Nanomedicine, Volume IIA: Biocompatibility
© 2003 Robert A. Freitas Jr. All Rights Reserved.
Robert A. Freitas Jr., Nanomedicine, Volume IIA: Biocompatibility, Landes Bioscience, Georgetown, TX, 2003
15.5.4 Mechanocompatibility with Extracellular Matrix and Tissue Cells
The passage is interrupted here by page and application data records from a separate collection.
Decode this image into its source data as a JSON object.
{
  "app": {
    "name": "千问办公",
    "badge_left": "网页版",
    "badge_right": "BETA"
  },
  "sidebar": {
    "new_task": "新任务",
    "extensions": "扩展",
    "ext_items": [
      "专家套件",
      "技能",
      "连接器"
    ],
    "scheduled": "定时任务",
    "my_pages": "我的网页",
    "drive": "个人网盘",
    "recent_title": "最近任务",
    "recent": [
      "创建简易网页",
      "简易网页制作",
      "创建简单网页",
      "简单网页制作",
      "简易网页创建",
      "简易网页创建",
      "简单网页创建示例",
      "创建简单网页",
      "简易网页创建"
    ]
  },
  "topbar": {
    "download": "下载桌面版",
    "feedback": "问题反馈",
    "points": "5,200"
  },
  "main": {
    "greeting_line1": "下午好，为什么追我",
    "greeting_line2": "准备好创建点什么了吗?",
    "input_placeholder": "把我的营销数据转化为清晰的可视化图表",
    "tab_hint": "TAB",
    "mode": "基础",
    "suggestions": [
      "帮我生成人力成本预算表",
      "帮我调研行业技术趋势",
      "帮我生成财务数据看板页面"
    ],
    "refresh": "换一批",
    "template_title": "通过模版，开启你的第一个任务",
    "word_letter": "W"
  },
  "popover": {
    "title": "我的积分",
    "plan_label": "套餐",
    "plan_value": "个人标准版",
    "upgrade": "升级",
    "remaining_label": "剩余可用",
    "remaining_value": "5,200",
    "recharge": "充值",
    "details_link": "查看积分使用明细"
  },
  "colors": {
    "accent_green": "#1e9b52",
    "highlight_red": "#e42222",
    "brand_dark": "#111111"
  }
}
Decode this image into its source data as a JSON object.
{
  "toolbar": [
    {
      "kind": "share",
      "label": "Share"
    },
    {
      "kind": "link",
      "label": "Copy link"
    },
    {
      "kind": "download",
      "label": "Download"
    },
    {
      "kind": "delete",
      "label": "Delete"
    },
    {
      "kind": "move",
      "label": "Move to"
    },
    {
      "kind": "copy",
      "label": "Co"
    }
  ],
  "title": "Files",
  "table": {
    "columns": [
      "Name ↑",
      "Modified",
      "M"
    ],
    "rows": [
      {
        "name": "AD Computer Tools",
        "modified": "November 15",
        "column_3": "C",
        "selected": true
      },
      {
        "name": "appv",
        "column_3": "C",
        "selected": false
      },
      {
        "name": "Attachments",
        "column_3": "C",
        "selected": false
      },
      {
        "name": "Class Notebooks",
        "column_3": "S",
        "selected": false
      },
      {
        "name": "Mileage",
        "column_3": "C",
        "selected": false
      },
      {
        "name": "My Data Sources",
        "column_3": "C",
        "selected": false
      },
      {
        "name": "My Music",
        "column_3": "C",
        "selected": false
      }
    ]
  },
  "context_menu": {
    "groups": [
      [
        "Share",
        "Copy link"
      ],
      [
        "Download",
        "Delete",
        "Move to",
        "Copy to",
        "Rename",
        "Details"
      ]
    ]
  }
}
Nanomedical systems interact with components of the extracellular matrix or ECM (Section 184.108.40.206) primarily in two circumstances. First, during histonatation (Section 9.4.4) nanorobots traversing the ECM will apply nondestructive forces to ECM fibers as a consequence of locomotion. Second, traversing tightly-packed cell-rich tissues or performing macroscale surgical procedures may require the dissection, and later the reconnection, of ECM fibrous components by nanomedical systems. This is important because simple detachment of tissue cells from all contacts with the ECM  and the physical manipulation of cell shape  have been shown to induce apoptosis (Section 10.4.1.1) experimentally, and mechanosensitive channels may also modulate cell migration . However, R. Smigrodzki notes that a rather extreme damage to the ECM would be needed to induce apoptosis – e.g., “probably mere traversing of tissue by nanorobots would not be sufficient to cause it.” The mechanocompatibility of nanofibers and stationkeeping nanorobots embedded in human tissue was briefly discussed in Sections 220.127.116.11 and 7.3.3.
Our brief discussion considers first the force threshold for biological response from cells whose physical connections to the ECM are mechanically disrupted (Section 18.104.22.168), and the known diseases involving mechanical damage to the ECM that such disruption might mimic (Section 22.214.171.124). Finally, we consider the size and force threshold for perceptible sensation to the patient, during nanorobot histonatation (Section 126.96.36.199). Many other fascinating but highly specialized mechanocompatibility issues are ignored here, as for example the role of mechanical fluid flows (such as might be generated by micromechanical or nanomechanical devices) in the generation of left-right asymmetry during the development of vertebrate embryos .
Last updated on 30 April 2004